Cincinnati created a Vocational Bureau in its school system in 1910, followed by Cleveland schools offering testing for mental abilities in 1912 within its Medical Clinic, utilizing the Binet-Simon Scale (1905). Detroit soon followed, establishing a school-based clinic facility in 1914. By the mid-1910s, 84 city school systems in the nation offered psychological tests.
In 1917, a psychological clinic was established in the Cleveland Public Schools by Bertha M. Luckey, PhD, Chief Examiner and Psychologist for Cleveland’s school system (born in California and educated at the University of Nebraska [PhD 1916]), who continued to guide the department until her retirement in 1960. The Cleveland Clinic, as it was known at the time, was initially under the auspices of the schools’ Medical Clinic; by 1920, it became part of the Bureau of Educational Research.
By 1928, the newly-named Psychological Clinic expanded to include ten personnel: four PhD psychologists, three MA degreed psychologists, one examiner with general psychological training, one assistant and a secretary. Six of these examiners worked in the schools and were assigned to 15,000 students each. At this time, the Clinic was under the supervision of the Assistant Superintendent for Special Classes and Services.
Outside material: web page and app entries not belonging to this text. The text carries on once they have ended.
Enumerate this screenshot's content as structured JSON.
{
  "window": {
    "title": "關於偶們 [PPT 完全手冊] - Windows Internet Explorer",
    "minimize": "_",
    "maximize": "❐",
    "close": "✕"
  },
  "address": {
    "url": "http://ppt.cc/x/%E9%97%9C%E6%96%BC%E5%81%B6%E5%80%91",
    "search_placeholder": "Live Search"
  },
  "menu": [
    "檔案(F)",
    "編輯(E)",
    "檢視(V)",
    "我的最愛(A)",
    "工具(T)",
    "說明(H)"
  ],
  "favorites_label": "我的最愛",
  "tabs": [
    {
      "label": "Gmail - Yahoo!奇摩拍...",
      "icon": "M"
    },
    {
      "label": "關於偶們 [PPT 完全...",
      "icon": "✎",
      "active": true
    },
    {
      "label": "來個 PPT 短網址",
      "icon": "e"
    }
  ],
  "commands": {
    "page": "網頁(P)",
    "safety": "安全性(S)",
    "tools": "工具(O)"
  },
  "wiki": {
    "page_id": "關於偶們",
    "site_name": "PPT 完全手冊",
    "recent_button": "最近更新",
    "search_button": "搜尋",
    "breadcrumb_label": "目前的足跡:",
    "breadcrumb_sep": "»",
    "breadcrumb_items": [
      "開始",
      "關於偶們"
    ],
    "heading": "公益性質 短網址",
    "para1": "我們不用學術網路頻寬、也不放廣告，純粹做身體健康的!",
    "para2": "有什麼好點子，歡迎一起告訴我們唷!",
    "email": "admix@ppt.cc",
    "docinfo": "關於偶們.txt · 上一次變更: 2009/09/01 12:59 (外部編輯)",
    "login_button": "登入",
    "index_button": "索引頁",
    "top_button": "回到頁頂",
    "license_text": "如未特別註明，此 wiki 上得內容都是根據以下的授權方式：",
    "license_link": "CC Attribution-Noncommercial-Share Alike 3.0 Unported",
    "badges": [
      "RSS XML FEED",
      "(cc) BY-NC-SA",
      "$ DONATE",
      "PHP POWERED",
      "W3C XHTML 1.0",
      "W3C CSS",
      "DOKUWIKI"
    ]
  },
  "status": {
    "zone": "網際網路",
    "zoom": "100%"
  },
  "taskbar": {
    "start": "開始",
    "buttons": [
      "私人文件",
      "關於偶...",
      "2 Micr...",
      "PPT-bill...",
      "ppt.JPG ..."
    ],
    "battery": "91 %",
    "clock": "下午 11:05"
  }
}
During the post-World War II baby boomer years, as Cleveland schools’ enrollment swelled to over 150,000 students in the1960s (housed in 189 schools), and as a greater understanding of learning differences and mental health challenges emerged in the psychiatric and psychological fields, the now-named Psychological Department expanded its level of services to children and adolescents. In 1967, the name was changed once again to the Division of Psychological Services, under the Department of Personnel and Pupil Personnel Services in the Cleveland Public Schools (later, the Department of Pupil Personnel), and the staff grew in size to 39 to meet the increasing student population. As PL 94-142 was enacted in 1975, the depth and breadth of psychological services changed to reflect compliance with the new law, and staff numbers increased to address these changes.
Today, the Office of Psychological Services is housed within the Department of Intervention Services (Special Education) and is comprised of nearly 90 advance-degreed (PhD, PsyS, EdS, and Masters’ level), licensed school psychologists who provide comprehensive services to Cleveland students. Although the now-named Cleveland Metropolitan School District has seen a decrease in enrollment over time, the need for special education and differentiated instruction continues, stemming from the very first “pilot project” class organized in the late 1890s and the first formalized special class initiated in the 1905-1906 school year. These highly trained school psychology experts identify student needs, thus ensuring that Cleveland’s children have the opportunity to receive appropriate services for their individualized academic, social-emotional, and behavioral challenges.